Top of Supplied material

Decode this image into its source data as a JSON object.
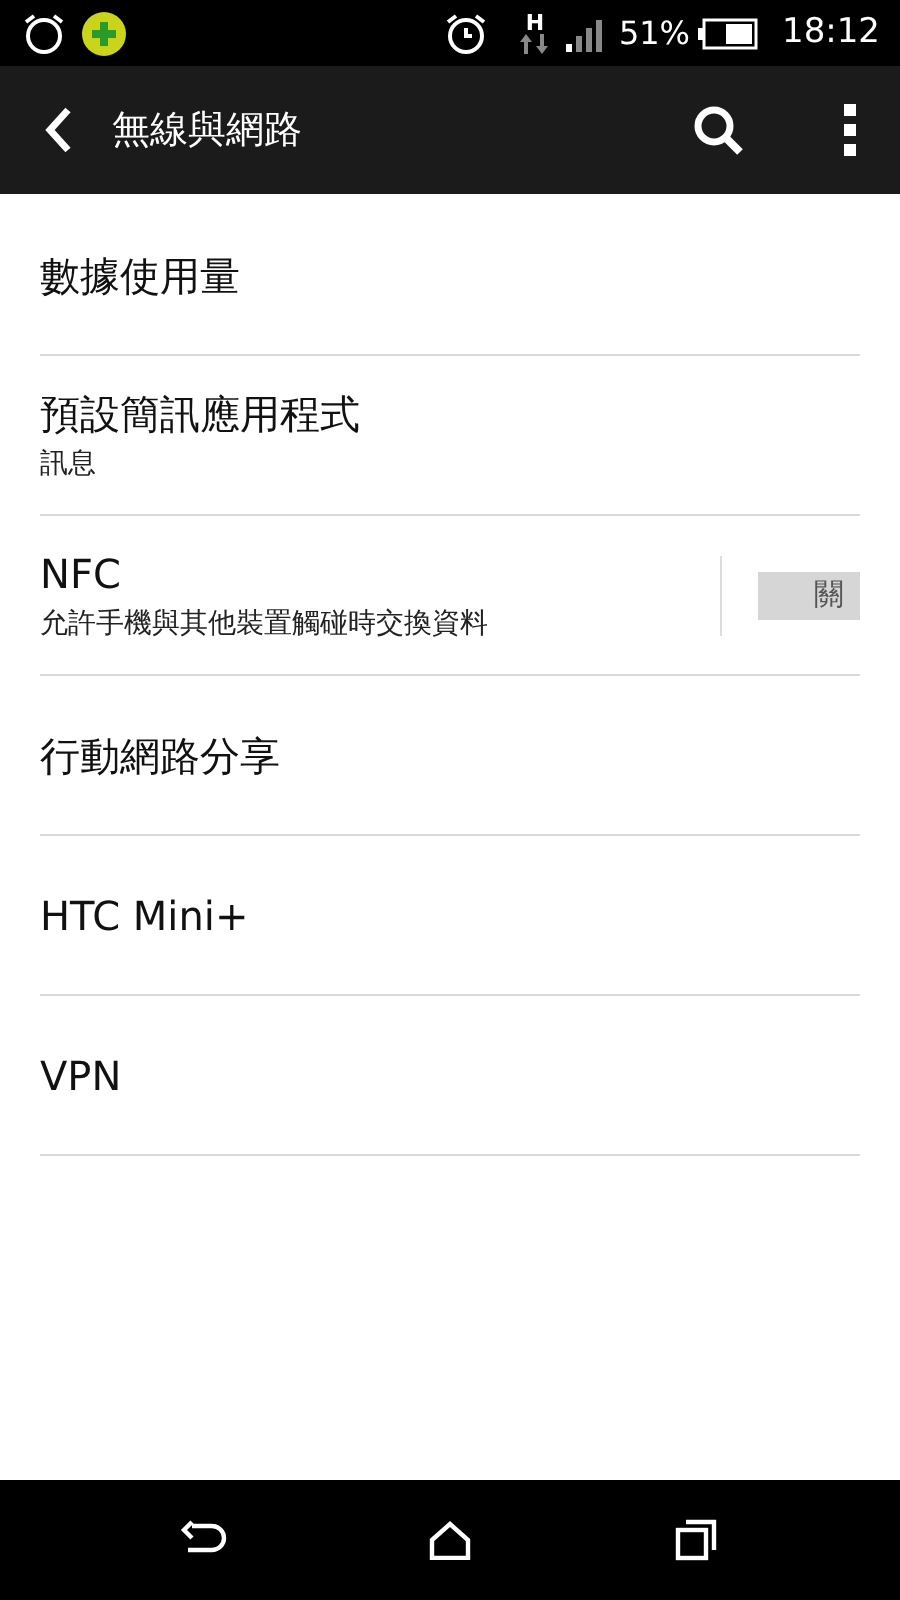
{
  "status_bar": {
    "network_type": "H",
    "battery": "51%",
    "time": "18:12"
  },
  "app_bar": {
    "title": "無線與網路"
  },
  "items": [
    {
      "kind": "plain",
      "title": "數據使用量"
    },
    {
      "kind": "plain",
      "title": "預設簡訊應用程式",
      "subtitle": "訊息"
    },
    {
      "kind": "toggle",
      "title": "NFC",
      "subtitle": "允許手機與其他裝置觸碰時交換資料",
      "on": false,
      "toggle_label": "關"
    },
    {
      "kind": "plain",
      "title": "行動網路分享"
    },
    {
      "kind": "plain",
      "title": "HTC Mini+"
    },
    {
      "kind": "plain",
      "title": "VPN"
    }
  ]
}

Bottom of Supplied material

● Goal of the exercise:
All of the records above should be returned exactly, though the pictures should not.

● Answer to the problem:
Decode this image into its source data as a JSON object.
{
  "status_bar": {
    "network_type": "H",
    "battery": "51%",
    "time": "18:12"
  },
  "app_bar": {
    "title": "無線與網路"
  },
  "items": [
    {
      "kind": "plain",
      "title": "數據使用量"
    },
    {
      "kind": "plain",
      "title": "預設簡訊應用程式",
      "subtitle": "訊息"
    },
    {
      "kind": "toggle",
      "title": "NFC",
      "subtitle": "允許手機與其他裝置觸碰時交換資料",
      "on": false,
      "toggle_label": "關"
    },
    {
      "kind": "plain",
      "title": "行動網路分享"
    },
    {
      "kind": "plain",
      "title": "HTC Mini+"
    },
    {
      "kind": "plain",
      "title": "VPN"
    }
  ]
}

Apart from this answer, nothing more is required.